Believe it or not, WeWork is only in its seventh year of operations. In April 2011, WeWork opened its first doors in SoHo, New York. According to a Business Insider article, by 2015 WeWork had 54 coworking spaces in NY, Boston, Philadelphia, Washington DC, Miami, Chicago, Austin, Berkeley, San Francisco, LA, Portland, and Seattle. Today, that number has more than tripled and there are 186 current WeWork locations across the country. (Not to mention several other international locations.)

30% of WeWork’s current US locations are in New York City across the boroughs of Manhattan, Brooklyn, and Queens, and another 26% are located in top US cities including San Francisco (12 locations), Seattle (11 locations), Boston-Cambridge (10 locations), and Chicago (8 locations).

For those unfamiliar with WeWork, it is a global network of co-working spaces. WeWork leases most of its properties and offers them back in smaller sizes and on shorter terms to its members. The idea started with a single vacant building in NYC. Founders, Miguel McKelvey and Adam Neumann, convinced their then office building’s landlord to lease a floor to them. And after a Craigslist ad posting and a simple sign on the building, the duo attracted a range of creative members who all needed flexible, small, and affordable work spaces. Film makers, tech start-ups, architects, and even lawyers became the first few members of WeWork.

WeWork prides itself on serving the needs of the “We Generation”, the millennial workforce who “demands more from their work than just a job”. According to Adam Neumann, co-founder of WeWork, millennial workers “value experiences over material goods, crave a sense of community and fulfillment, and want to be part of something greater than themselves”. As cities and towns across the country continue to vie for this talented, young segment of the workforce, many have started to think about filling vacant properties with WeWork as their next tenant. After all, that is exactly what WeWork is – an office tenant.

Through a quick survey of the 186 current US locations, I found that WeWork does tend to skew mixed-use environments with great accessibility (whether highways or public transit lines), proximity to anchor institutions (educational, medical, financial), large companies, and convention centers. However, traditional downtowns and central business districts aren’t the only types of locations that WeWork prefers.
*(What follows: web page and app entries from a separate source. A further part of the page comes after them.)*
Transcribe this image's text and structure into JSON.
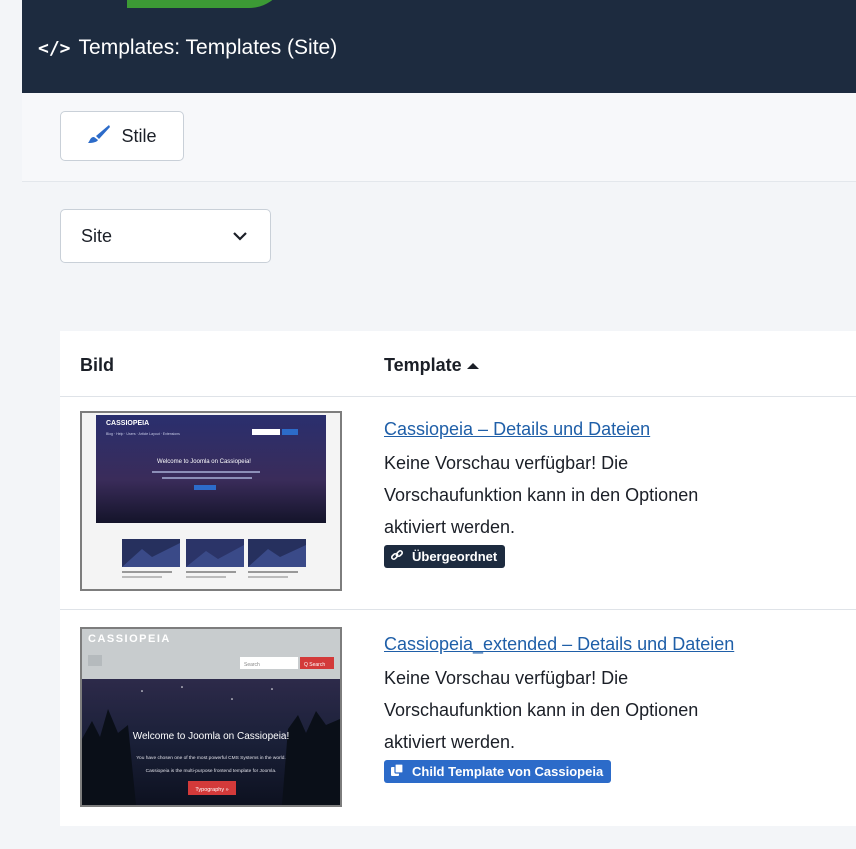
{
  "header": {
    "title": "Templates: Templates (Site)",
    "icon": "code-icon"
  },
  "toolbar": {
    "stile_label": "Stile",
    "stile_icon": "brush-icon"
  },
  "client_filter": {
    "selected": "Site"
  },
  "table": {
    "columns": {
      "image": "Bild",
      "template": "Template"
    },
    "sort": "ascending",
    "rows": [
      {
        "link": "Cassiopeia – Details und Dateien",
        "description": [
          "Keine Vorschau verfügbar! Die",
          "Vorschaufunktion kann in den Optionen",
          "aktiviert werden."
        ],
        "badge": "Übergeordnet",
        "badge_icon": "link-icon",
        "preview": {
          "brand": "CASSIOPEIA",
          "nav": [
            "Blog",
            "Help",
            "Users",
            "Article Layout",
            "Extensions"
          ],
          "search": "Search",
          "heading": "Welcome to Joomla on Cassiopeia!"
        }
      },
      {
        "link": "Cassiopeia_extended – Details und Dateien",
        "description": [
          "Keine Vorschau verfügbar! Die",
          "Vorschaufunktion kann in den Optionen",
          "aktiviert werden."
        ],
        "badge": "Child Template von Cassiopeia",
        "badge_icon": "copy-icon",
        "preview": {
          "brand": "CASSIOPEIA",
          "search_placeholder": "Search",
          "search_button": "Q Search",
          "heading": "Welcome to Joomla on Cassiopeia!",
          "line1": "You have chosen one of the most powerful CMS Systems in the world.",
          "line2": "Cassiopeia is the multi-purpose frontend template for Joomla.",
          "cta": "Typography »"
        }
      }
    ]
  },
  "colors": {
    "header_bg": "#1d2b3f",
    "accent_green": "#3c9a35",
    "link": "#1f5fa8",
    "badge_parent": "#1d2b3f",
    "badge_child": "#2c6bc9"
  }
}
Cities, pay attention.

I found that when WeWork spaces aren’t located on a main street or downtown commercial corridor, they’re almost always located in mixed-use shopping malls that have recently been built or remodeled to include a variety of uses beyond just retail. It’s therefore unsurprising that Simon Property Group, one of the biggest Real Estate Investment Trusts in the country, is also WeWork’s biggest lessor.

Take this example of The Shops at Clearfork in Fort Worth, TX. Owned by Simon Property Group, the mall is located just off the I-20 (which loops the city) and the Chisolm Trail Parkway (that runs directly to Downtown Fort Worth where the Fort Worth Convention Center and several large medical institutions are located). It is an upscale, mixed-use development featuring a mix of retail, entertainment, residences, and offices with direct access to the Trinity Trail park system. All of the right amenities that millennial WeWork members are looking for. In fact, this walkable, mixed-use mall environment is anchored not only by Neiman Marcus but also an AMC Theater and City Works Eatery and Pour House.

Other REITs and major property owners that are riding the waves of change in retail and that are having to diversify their retail portfolio with mixed-use developments, including GGP, Endeavor Real Estate Group, Shop Companies, Westfield, are also starting to partner with WeWork. For mall owners, it makes total sense to fill large vacant spaces with a new, trendy office tenant that provides retailers with a captive daytime worker population.

A recent survey by WeWork  in NYC, LA, and Chicago found that 70-80% of members in those cities did not work in the neighborhood prior to joining WeWork therefore indicating additional activity and spending at local restaurants and shops.

As WeWork continues to expand its reach across the country, particularly beyond the two coasts (and it is! new locations have been announced for Phoenix, Salt Lake City, and Kansas City), cities in the midwest and the south should think about working more strategically with Class B and C mall owners to attract WeWork  – or any other coworking company – to mall redevelopment projects. Given their wide-ranging membership base, WeWork could be a great anchor tenant and catalyst for economic revitalization in cities. Today, WeWork members come from across all industries and not only include small start-up businesses but also large, mature companies like Microsoft and IBM.

To find out more about regulatory and financing incentives that cities can use to encourage walkable, mixed-use mall redevelopment projects, sign up for the next issue of the American Planning Association’s Economic Development Division’s ‘News and Views’ newsletter in September.